**PROBLEM DESCRIPTION**
A line belongs in the answer if it contains "背景透過"; copy every such line from the entries below.

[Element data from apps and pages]

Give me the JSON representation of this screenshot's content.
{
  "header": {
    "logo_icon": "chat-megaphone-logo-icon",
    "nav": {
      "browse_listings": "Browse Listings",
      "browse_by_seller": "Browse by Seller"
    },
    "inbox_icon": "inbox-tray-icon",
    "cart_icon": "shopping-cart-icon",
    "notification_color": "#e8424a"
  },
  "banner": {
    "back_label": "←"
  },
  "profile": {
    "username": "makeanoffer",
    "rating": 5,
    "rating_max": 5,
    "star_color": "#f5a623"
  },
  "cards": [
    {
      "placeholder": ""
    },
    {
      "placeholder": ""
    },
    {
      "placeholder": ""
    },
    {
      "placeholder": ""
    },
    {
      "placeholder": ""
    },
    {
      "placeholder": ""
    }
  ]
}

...

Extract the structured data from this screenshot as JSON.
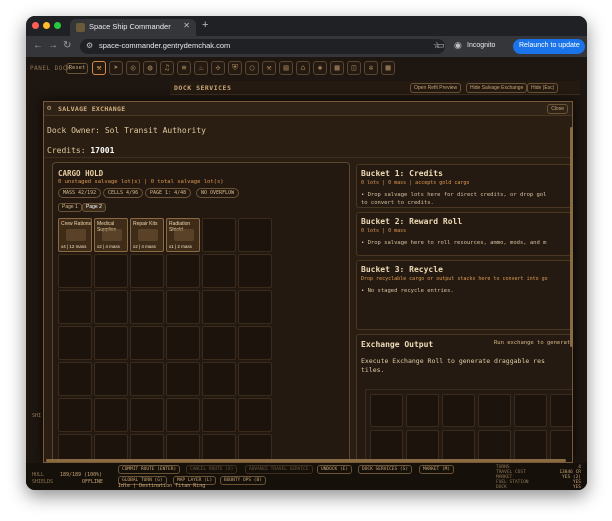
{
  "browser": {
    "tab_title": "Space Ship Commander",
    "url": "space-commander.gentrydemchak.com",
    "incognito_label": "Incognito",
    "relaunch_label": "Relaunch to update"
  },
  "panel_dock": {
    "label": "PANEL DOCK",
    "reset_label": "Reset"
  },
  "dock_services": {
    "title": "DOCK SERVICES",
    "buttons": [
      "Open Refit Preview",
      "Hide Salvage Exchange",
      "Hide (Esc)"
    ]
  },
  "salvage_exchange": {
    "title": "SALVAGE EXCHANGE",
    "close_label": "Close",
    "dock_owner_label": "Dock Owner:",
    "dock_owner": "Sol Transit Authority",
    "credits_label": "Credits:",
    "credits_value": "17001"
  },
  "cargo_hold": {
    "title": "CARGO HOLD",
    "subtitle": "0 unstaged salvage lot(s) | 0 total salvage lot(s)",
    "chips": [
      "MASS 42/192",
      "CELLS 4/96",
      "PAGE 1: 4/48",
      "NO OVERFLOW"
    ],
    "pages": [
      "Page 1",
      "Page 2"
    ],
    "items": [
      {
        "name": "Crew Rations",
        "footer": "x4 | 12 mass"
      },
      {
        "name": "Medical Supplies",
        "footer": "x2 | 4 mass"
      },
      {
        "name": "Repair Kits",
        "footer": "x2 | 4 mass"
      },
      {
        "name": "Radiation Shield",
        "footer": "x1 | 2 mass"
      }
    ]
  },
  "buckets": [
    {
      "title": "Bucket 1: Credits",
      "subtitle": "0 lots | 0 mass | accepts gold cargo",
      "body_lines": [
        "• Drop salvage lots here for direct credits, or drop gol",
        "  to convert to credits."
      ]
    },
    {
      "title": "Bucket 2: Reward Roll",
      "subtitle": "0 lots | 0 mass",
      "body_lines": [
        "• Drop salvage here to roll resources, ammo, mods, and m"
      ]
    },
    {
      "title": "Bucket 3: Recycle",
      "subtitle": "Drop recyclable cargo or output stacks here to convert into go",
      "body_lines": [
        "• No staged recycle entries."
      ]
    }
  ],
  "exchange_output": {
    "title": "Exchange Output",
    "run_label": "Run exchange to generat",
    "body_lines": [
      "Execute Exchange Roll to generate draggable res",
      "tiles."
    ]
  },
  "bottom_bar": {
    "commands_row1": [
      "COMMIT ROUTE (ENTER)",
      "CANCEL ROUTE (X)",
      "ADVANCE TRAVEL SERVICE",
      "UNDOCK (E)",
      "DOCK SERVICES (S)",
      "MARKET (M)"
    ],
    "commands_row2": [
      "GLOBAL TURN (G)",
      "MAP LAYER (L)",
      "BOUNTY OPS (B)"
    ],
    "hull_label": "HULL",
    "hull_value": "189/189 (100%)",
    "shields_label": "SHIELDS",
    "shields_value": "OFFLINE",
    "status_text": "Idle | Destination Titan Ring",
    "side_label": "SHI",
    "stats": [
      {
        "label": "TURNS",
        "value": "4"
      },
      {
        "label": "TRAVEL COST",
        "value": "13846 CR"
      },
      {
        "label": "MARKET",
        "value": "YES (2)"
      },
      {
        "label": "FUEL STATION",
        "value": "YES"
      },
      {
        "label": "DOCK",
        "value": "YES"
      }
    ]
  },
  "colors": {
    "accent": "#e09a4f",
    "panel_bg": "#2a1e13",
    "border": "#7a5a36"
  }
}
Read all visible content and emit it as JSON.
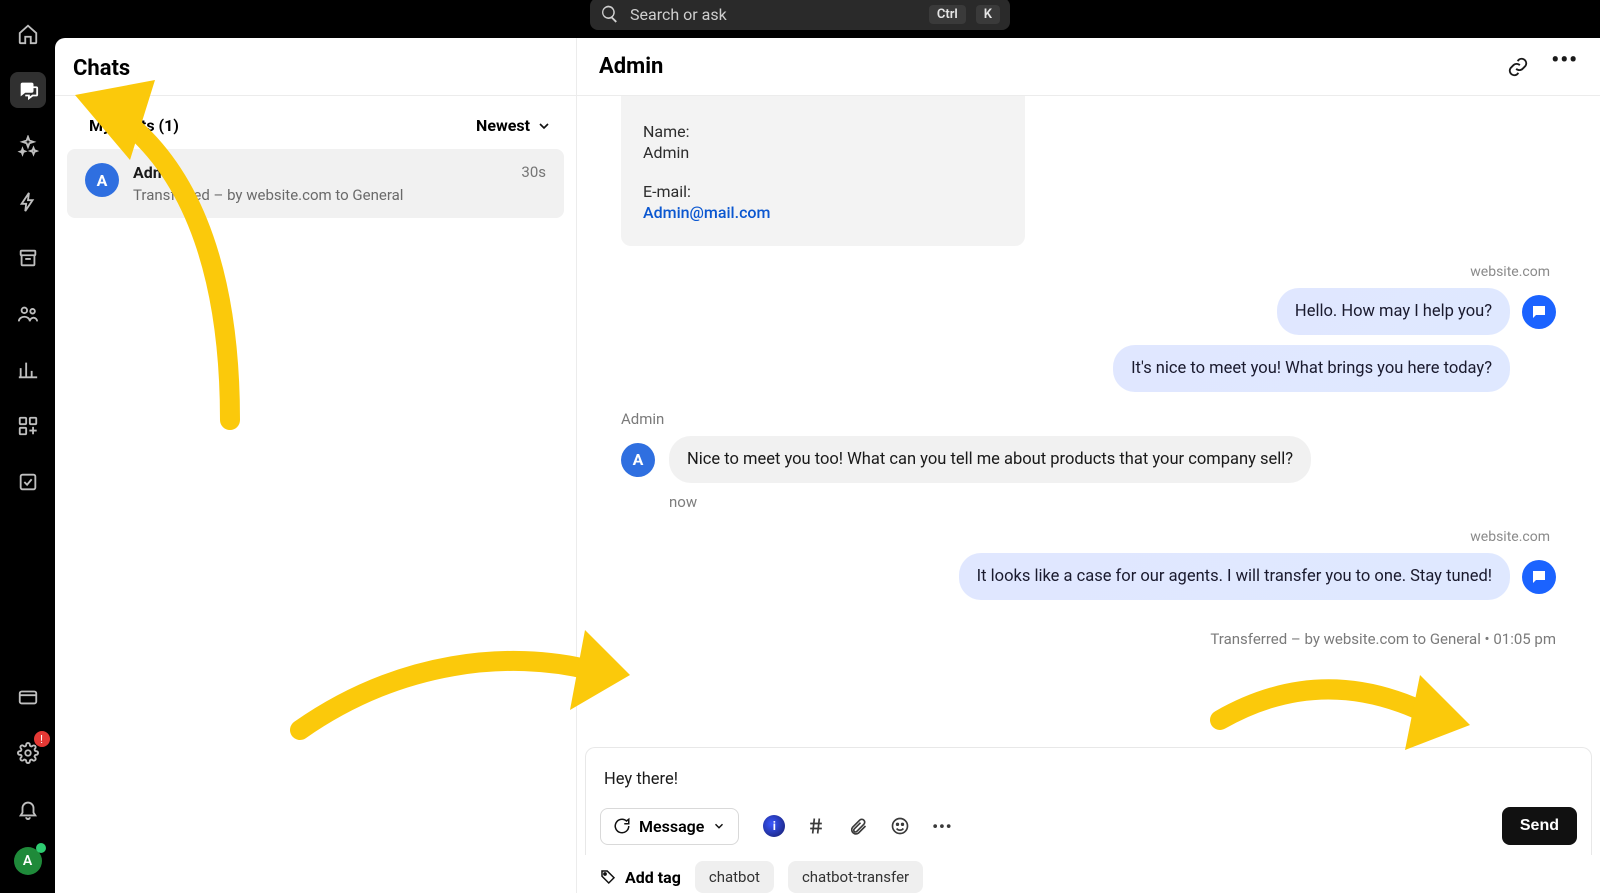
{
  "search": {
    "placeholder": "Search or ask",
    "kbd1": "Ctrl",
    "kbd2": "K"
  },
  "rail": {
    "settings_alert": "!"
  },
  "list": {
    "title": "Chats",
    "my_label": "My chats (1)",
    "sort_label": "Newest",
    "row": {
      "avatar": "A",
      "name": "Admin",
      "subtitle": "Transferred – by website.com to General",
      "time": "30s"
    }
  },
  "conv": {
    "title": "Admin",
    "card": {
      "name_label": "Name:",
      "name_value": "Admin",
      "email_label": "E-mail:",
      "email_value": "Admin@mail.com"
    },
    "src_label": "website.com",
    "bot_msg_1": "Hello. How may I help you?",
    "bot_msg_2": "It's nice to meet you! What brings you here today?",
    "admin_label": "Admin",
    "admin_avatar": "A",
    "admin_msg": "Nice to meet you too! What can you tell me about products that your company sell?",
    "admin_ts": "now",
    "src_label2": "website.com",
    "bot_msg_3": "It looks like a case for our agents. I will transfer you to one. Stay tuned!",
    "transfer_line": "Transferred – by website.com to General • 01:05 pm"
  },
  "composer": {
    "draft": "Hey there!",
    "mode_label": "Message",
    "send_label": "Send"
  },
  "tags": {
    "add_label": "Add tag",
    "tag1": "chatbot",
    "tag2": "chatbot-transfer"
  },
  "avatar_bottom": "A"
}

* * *

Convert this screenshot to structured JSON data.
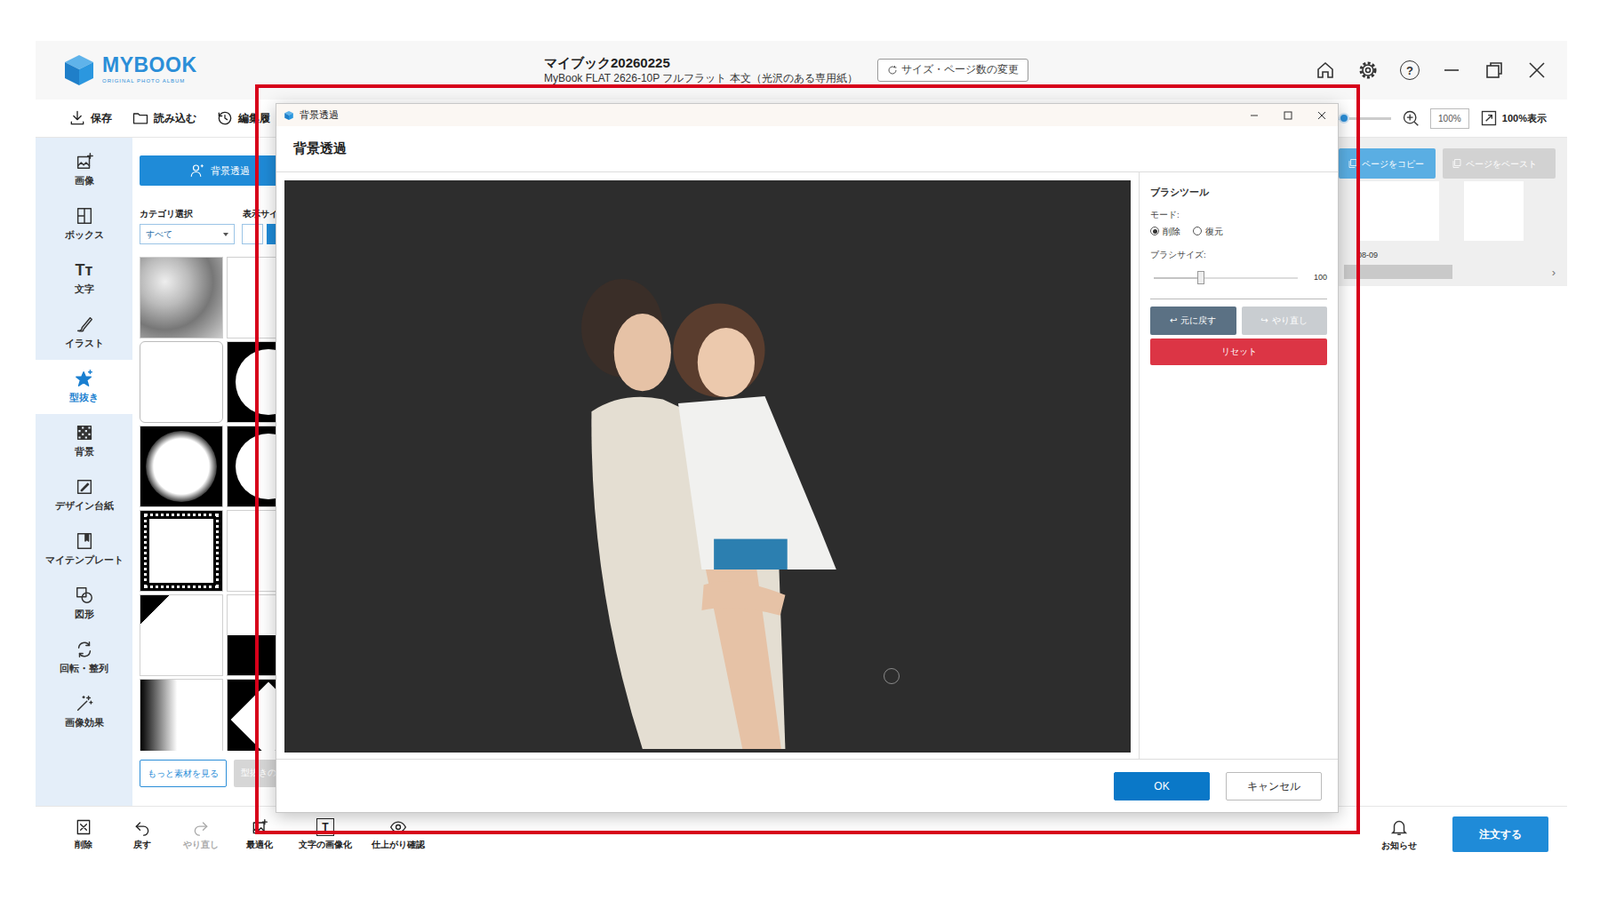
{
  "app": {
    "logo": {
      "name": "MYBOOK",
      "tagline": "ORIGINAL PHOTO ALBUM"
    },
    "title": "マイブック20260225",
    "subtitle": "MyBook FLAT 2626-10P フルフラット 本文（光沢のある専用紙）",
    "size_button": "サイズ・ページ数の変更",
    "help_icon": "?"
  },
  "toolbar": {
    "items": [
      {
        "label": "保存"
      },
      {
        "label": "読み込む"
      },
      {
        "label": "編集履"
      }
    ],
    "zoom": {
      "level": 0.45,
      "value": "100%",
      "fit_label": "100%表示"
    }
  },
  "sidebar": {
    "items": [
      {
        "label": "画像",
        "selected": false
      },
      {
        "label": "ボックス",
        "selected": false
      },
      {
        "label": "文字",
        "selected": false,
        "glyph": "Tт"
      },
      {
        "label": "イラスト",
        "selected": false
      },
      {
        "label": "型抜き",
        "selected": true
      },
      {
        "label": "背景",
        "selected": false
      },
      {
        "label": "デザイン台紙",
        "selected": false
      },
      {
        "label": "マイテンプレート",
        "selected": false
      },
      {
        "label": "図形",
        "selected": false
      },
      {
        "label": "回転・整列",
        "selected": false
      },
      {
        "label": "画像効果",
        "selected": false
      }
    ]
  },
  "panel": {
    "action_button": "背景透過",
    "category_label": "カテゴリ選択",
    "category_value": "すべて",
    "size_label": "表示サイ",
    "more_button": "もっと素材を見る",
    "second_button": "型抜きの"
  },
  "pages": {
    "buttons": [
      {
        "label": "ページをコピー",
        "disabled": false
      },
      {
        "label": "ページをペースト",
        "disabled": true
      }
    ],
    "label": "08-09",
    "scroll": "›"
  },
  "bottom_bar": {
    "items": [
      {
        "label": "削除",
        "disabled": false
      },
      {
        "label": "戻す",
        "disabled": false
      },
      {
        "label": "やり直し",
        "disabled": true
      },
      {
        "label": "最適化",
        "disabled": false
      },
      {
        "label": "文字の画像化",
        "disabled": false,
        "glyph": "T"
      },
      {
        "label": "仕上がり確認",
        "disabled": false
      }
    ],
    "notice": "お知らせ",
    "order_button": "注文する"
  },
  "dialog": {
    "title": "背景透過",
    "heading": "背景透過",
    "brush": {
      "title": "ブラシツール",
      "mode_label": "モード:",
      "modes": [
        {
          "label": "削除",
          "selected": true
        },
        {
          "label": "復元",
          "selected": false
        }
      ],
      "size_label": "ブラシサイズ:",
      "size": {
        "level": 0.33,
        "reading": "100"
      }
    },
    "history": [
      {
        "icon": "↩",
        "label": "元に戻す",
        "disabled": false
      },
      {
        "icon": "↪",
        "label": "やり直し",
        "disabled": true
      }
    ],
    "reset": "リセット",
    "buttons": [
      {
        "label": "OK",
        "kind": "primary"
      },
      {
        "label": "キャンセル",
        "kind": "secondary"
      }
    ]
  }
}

**PROBLEM SOLUTION**
    "action_button": "背景透過",
    "title": "背景透過",
    "heading": "背景透過",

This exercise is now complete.